--- DATA EXTRACT ---

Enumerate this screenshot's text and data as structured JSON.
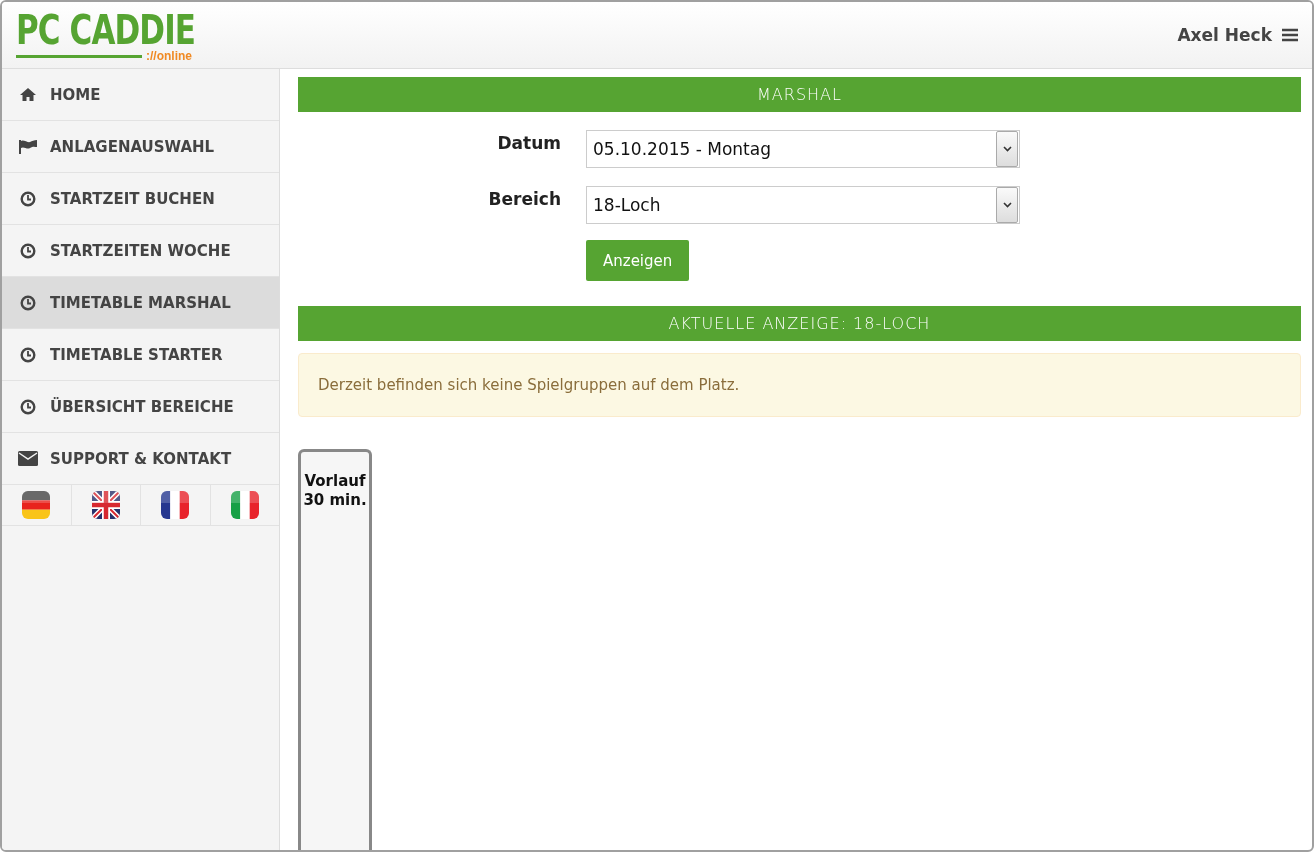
{
  "header": {
    "logo": "PC CADDIE",
    "logo_sub": "://online",
    "user": "Axel Heck"
  },
  "sidebar": {
    "items": [
      {
        "label": "HOME",
        "kind": "home",
        "selected": false
      },
      {
        "label": "ANLAGENAUSWAHL",
        "kind": "venue",
        "selected": false
      },
      {
        "label": "STARTZEIT BUCHEN",
        "kind": "time",
        "selected": false
      },
      {
        "label": "STARTZEITEN WOCHE",
        "kind": "time",
        "selected": false
      },
      {
        "label": "TIMETABLE MARSHAL",
        "kind": "time",
        "selected": true
      },
      {
        "label": "TIMETABLE STARTER",
        "kind": "time",
        "selected": false
      },
      {
        "label": "ÜBERSICHT BEREICHE",
        "kind": "time",
        "selected": false
      },
      {
        "label": "SUPPORT & KONTAKT",
        "kind": "contact",
        "selected": false
      }
    ],
    "languages": [
      {
        "kind": "de"
      },
      {
        "kind": "gb"
      },
      {
        "kind": "fr"
      },
      {
        "kind": "it"
      }
    ]
  },
  "main": {
    "title": "MARSHAL",
    "fields": [
      {
        "label": "Datum",
        "value": "05.10.2015 - Montag"
      },
      {
        "label": "Bereich",
        "value": "18-Loch"
      }
    ],
    "button": "Anzeigen",
    "current_title": "AKTUELLE ANZEIGE: 18-LOCH",
    "alert": "Derzeit befinden sich keine Spielgruppen auf dem Platz.",
    "timeline_column": [
      "Vorlauf",
      "30 min."
    ]
  }
}
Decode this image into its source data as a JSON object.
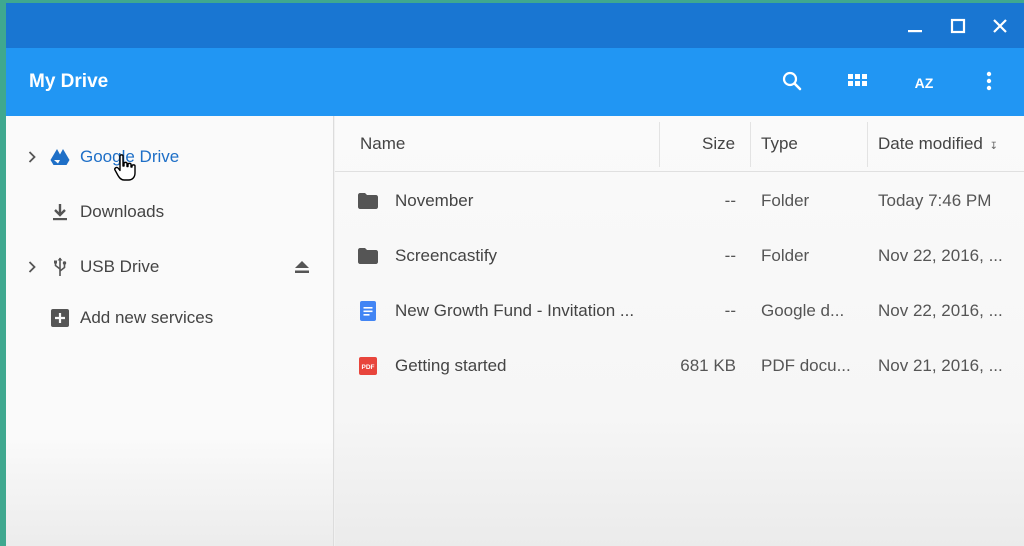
{
  "window": {
    "title": "My Drive",
    "controls": {
      "minimize": "minimize-icon",
      "maximize": "maximize-icon",
      "close": "close-icon"
    }
  },
  "toolbar": {
    "search_icon": "search-icon",
    "grid_icon": "grid-view-icon",
    "sort_label": "AZ",
    "more_icon": "more-vert-icon"
  },
  "sidebar": {
    "items": [
      {
        "label": "Google Drive",
        "icon": "google-drive-icon",
        "expandable": true,
        "active": true
      },
      {
        "label": "Downloads",
        "icon": "download-icon",
        "expandable": false
      },
      {
        "label": "USB Drive",
        "icon": "usb-icon",
        "expandable": true,
        "eject": true
      },
      {
        "label": "Add new services",
        "icon": "add-box-icon",
        "expandable": false
      }
    ]
  },
  "columns": {
    "name": "Name",
    "size": "Size",
    "type": "Type",
    "date": "Date modified"
  },
  "files": [
    {
      "name": "November",
      "icon": "folder-icon",
      "size": "--",
      "type": "Folder",
      "date": "Today 7:46 PM"
    },
    {
      "name": "Screencastify",
      "icon": "folder-icon",
      "size": "--",
      "type": "Folder",
      "date": "Nov 22, 2016, ..."
    },
    {
      "name": "New Growth Fund - Invitation ...",
      "icon": "google-doc-icon",
      "size": "--",
      "type": "Google d...",
      "date": "Nov 22, 2016, ..."
    },
    {
      "name": "Getting started",
      "icon": "pdf-icon",
      "size": "681 KB",
      "type": "PDF docu...",
      "date": "Nov 21, 2016, ..."
    }
  ],
  "colors": {
    "titlebar": "#1976d2",
    "appbar": "#2196f3",
    "accent_text": "#1e6fc7",
    "pdf_red": "#e8453c",
    "doc_blue": "#4285f4"
  },
  "pdf_badge": "PDF"
}
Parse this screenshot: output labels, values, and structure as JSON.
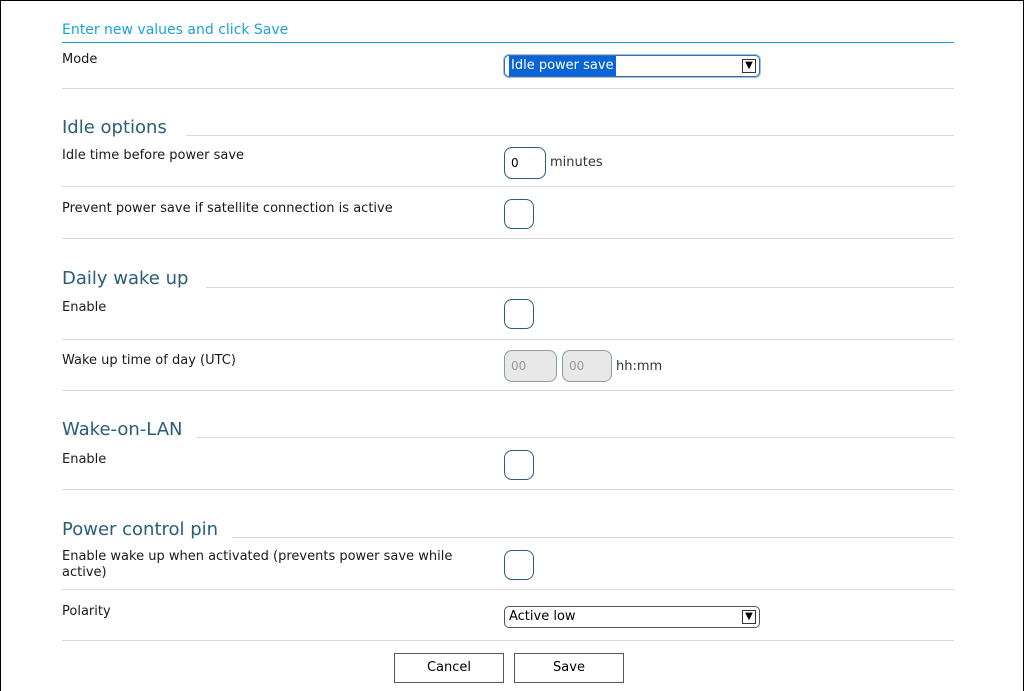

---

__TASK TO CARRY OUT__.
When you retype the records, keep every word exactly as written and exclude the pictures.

__EXERCISE RESPONSE__.
Enumerate this screenshot's text and data as structured JSON.
{
  "header": {
    "logo": "PC CADDIE",
    "logo_sub": "://online",
    "user": "Axel Heck"
  },
  "sidebar": {
    "items": [
      {
        "label": "HOME",
        "kind": "home",
        "selected": false
      },
      {
        "label": "ANLAGENAUSWAHL",
        "kind": "venue",
        "selected": false
      },
      {
        "label": "STARTZEIT BUCHEN",
        "kind": "time",
        "selected": false
      },
      {
        "label": "STARTZEITEN WOCHE",
        "kind": "time",
        "selected": false
      },
      {
        "label": "TIMETABLE MARSHAL",
        "kind": "time",
        "selected": true
      },
      {
        "label": "TIMETABLE STARTER",
        "kind": "time",
        "selected": false
      },
      {
        "label": "ÜBERSICHT BEREICHE",
        "kind": "time",
        "selected": false
      },
      {
        "label": "SUPPORT & KONTAKT",
        "kind": "contact",
        "selected": false
      }
    ],
    "languages": [
      {
        "kind": "de"
      },
      {
        "kind": "gb"
      },
      {
        "kind": "fr"
      },
      {
        "kind": "it"
      }
    ]
  },
  "main": {
    "title": "MARSHAL",
    "fields": [
      {
        "label": "Datum",
        "value": "05.10.2015 - Montag"
      },
      {
        "label": "Bereich",
        "value": "18-Loch"
      }
    ],
    "button": "Anzeigen",
    "current_title": "AKTUELLE ANZEIGE: 18-LOCH",
    "alert": "Derzeit befinden sich keine Spielgruppen auf dem Platz.",
    "timeline_column": [
      "Vorlauf",
      "30 min."
    ]
  }
}
Decode this image into its source data as a JSON object.
{
  "window": {
    "title": "My Drive",
    "controls": {
      "minimize": "minimize-icon",
      "maximize": "maximize-icon",
      "close": "close-icon"
    }
  },
  "toolbar": {
    "search_icon": "search-icon",
    "grid_icon": "grid-view-icon",
    "sort_label": "AZ",
    "more_icon": "more-vert-icon"
  },
  "sidebar": {
    "items": [
      {
        "label": "Google Drive",
        "icon": "google-drive-icon",
        "expandable": true,
        "active": true
      },
      {
        "label": "Downloads",
        "icon": "download-icon",
        "expandable": false
      },
      {
        "label": "USB Drive",
        "icon": "usb-icon",
        "expandable": true,
        "eject": true
      },
      {
        "label": "Add new services",
        "icon": "add-box-icon",
        "expandable": false
      }
    ]
  },
  "columns": {
    "name": "Name",
    "size": "Size",
    "type": "Type",
    "date": "Date modified"
  },
  "files": [
    {
      "name": "November",
      "icon": "folder-icon",
      "size": "--",
      "type": "Folder",
      "date": "Today 7:46 PM"
    },
    {
      "name": "Screencastify",
      "icon": "folder-icon",
      "size": "--",
      "type": "Folder",
      "date": "Nov 22, 2016, ..."
    },
    {
      "name": "New Growth Fund - Invitation ...",
      "icon": "google-doc-icon",
      "size": "--",
      "type": "Google d...",
      "date": "Nov 22, 2016, ..."
    },
    {
      "name": "Getting started",
      "icon": "pdf-icon",
      "size": "681 KB",
      "type": "PDF docu...",
      "date": "Nov 21, 2016, ..."
    }
  ],
  "colors": {
    "titlebar": "#1976d2",
    "appbar": "#2196f3",
    "accent_text": "#1e6fc7",
    "pdf_red": "#e8453c",
    "doc_blue": "#4285f4"
  },
  "pdf_badge": "PDF"
}
Parse this screenshot: output labels, values, and structure as JSON.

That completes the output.